“Knowing that highly differentiated playstyles actively interfere with the holistic experience, we were forced to reassess how long we would play each Lombax,” said Stuart. “In other words, is it rivet cake or frosting? Is she what’s at the heart of the game, like Ratchet, or is she a unique and entertaining diversion in small doses? Finally, Clank has drastically different mechanics than Ratchet in most games, but we only play for him [a small portion] of the game. Clank is widely considered to be an adorable icing. Many of these problems go away when Rivet is only playable for small, focused sections of the game.”
But to find an answer, Insomniac only had to look back at its design pillars, including Everyone’s a Hero. Insomniac wanted a strong, playable female protagonist from the start, and they wanted to make the best distinctive Ratchet & Clank game they could from start to finish. Taken together, that meant no shortcuts with Rivet.
“Rivet had to be pure cake like Ratchet,” Stuart continued. “We wanted Rivet to be core gameplay. Their inclusion should be an inspirational display and not a bonus mechanic. In fact, it accounts for about 50% of the game time in the final product.”
This is how we came to the Rivet we know today. Insomniac united the two under the same pool of weapons and abilities, and then differentiated them in other ways like personality, looks, animations and of course the story. And we’re glad they ended up on the Rivet we know and love, as you can see from our launch review of Ratchet & Clank: Rift Apart and its place as one of our favorite games of 2021.
Rebekah Valentine is a news reporter for IGN. You can find her on Twitter @duckvalentine.

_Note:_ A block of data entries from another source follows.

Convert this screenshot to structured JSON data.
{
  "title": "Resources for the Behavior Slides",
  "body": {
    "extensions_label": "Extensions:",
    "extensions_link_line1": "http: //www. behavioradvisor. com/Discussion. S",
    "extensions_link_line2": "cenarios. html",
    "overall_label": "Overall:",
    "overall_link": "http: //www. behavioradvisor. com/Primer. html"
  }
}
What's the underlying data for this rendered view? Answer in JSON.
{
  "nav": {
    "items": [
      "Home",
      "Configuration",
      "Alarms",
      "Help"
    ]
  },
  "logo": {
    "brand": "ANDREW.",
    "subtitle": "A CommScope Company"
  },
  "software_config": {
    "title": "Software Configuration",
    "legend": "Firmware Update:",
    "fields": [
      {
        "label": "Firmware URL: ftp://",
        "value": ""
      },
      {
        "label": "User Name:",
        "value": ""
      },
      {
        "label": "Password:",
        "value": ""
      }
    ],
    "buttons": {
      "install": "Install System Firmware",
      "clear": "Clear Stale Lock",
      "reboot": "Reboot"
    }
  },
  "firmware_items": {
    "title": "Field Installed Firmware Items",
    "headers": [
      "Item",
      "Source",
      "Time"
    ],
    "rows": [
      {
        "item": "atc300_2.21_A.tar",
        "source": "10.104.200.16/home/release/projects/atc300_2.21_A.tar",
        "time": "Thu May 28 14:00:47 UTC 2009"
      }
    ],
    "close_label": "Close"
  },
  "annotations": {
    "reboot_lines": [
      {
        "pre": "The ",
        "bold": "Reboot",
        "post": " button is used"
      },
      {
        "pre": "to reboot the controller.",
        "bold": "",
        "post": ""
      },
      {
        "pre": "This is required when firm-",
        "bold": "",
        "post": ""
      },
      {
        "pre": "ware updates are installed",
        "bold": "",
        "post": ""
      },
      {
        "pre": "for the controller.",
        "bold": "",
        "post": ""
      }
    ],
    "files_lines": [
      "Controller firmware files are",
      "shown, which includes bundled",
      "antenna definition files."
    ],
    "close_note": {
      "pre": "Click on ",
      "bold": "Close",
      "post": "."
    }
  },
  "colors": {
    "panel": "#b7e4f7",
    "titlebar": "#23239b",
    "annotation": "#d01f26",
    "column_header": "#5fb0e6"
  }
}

https://www.ign.com/articles/ratchet-clank-rejected-names-rivet-ratchette-gadget-ratchet Ratchet & Clank: Declined names for Rivet include Rachette, Gadget, and… Ratchet